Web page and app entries
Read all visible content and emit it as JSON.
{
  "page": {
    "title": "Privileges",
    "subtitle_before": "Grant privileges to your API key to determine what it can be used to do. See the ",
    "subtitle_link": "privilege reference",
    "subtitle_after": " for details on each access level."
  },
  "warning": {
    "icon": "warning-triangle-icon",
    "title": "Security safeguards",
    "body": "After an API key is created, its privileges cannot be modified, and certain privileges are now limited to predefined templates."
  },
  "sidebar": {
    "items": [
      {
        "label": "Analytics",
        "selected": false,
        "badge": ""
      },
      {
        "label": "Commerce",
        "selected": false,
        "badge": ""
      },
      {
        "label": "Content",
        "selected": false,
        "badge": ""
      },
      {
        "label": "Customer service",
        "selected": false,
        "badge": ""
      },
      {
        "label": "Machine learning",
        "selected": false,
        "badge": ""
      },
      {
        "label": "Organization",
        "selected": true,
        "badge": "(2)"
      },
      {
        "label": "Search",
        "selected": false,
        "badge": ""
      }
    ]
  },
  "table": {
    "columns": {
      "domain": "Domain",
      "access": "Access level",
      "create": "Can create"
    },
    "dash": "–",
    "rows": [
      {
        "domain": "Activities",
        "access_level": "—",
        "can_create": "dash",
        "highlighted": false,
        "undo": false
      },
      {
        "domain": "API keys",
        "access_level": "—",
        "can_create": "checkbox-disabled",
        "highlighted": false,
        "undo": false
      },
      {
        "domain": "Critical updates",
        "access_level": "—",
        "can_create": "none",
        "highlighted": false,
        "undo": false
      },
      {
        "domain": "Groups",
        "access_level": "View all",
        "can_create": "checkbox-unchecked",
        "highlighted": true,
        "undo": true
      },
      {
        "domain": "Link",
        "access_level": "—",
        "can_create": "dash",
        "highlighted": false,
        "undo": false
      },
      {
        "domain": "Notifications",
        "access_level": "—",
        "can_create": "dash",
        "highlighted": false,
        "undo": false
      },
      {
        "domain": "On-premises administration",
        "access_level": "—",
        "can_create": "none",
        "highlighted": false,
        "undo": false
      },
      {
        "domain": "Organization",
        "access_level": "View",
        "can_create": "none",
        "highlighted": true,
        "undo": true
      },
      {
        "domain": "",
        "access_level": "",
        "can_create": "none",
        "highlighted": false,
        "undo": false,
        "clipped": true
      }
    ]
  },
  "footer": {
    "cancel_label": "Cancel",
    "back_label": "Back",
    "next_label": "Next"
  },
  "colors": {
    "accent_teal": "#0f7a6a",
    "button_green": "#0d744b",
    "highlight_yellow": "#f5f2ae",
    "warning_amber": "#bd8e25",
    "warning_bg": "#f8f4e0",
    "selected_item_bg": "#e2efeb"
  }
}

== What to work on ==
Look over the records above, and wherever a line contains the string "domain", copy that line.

== Answer area ==
      "domain": "Domain",
        "domain": "Activities",
        "domain": "API keys",
        "domain": "Critical updates",
        "domain": "Groups",
        "domain": "Link",
        "domain": "Notifications",
        "domain": "On-premises administration",
        "domain": "Organization",
        "domain": "",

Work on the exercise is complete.